Recently someone at work asked an interesting question, “what’s the benefit for a company to open source projects and just give away work for free?“. That sparked an interesting conversation and got me thinking, why indeed?
Marketing is fucking hard.
However, a high quality and valuable open source project is a cheat code for attracting tons of attention in the developer community.
Developers enjoy trying out exciting new tools and you bet that we notice who’s behind them. You don’t need any growth hacks, webinars, blog posts or a content strategy, when you have a popular open source project working around the clock to get eyes to your product.
It’s like a reflex at this point.
– Where do I deploy my SPA? – Vercel.
If your product is targeted at developers, great open source projects is an essential way to create a brand that developers love and respect.
If you put serious effort into maintaining a project people use, your company will be perceived as part of the community. Yes, every business’ goal is to sell something and earn money, but we respect companies who give back and have the same values as we do.
Given two similar products, I’ll always prefer the one with a strong presence in the open source community. I’ll gladly become their customer and I’ll take every opportunity to give them a shout out.
A great alternative to open sourcing things is sponsorships via GitHub Sponsors, OpenCollective or other platforms. WorkOS is a great example of this. They donate thousands of dollars every month to many creators (including me, full disclosure). In return, these projects put banners linking back to WorkOS, bringing them tens of thousands of visitors every month.
These are the ads I’m happy to see more.
Just as I’m going to favor a company with a strong brand in open source, I’ll also prioritize them when I’m looking for a job.
There are lots of smart people out there and most of them will not work for a company that’s afraid to open source anything, because it was created on company time, therefore it’s part of an intellectual property.
Don’t get me wrong, I’m not saying to open source your entire tech stack (although companies like Sentry and Plausible Analytics do). Have you built something useful? Will giving it away hurt your business? No? Open source it.
Developers want to work for companies whose software they love. Ping pong tables and catered launches are no longer enough to attract top talent anymore.
There’s a lot of effort that goes into making a high quality open source project. Copy pasting code into a public repository is not enough.
You need to refactor and clean up code, add extensive tests, write clear documentation, maintain a detailed changelog and a custom logo would be amazing too.
Doing all of that is great for your team, they’ll become much better developers and they’ll bring the same standards to your internal codebase.
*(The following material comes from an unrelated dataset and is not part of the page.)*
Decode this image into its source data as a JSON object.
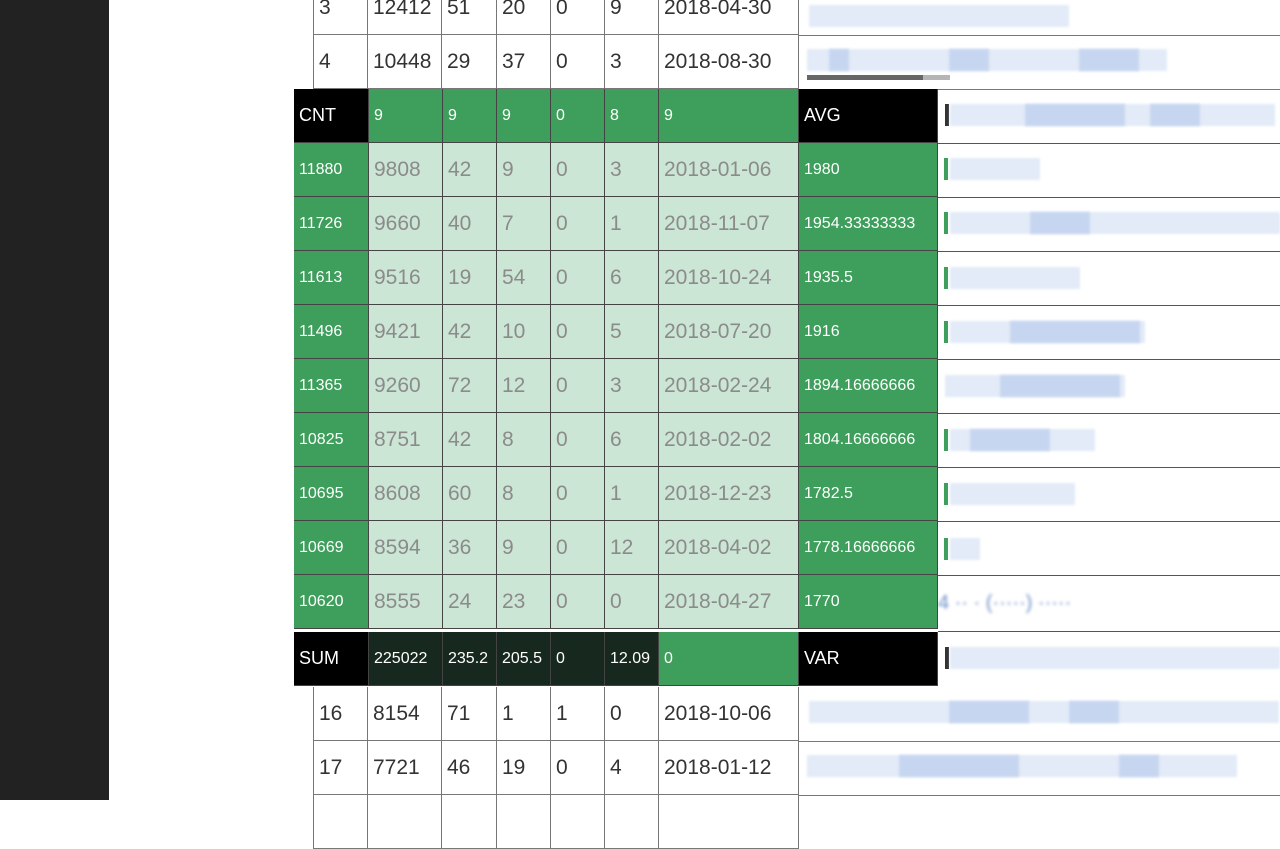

It’s a win win situation.
Case closed, open sourcing stuff will pay endless divideds.
Are you still not convinced? Ask your developers what do they think about it and whether they’d be interested in open source. Their answers may surprise you.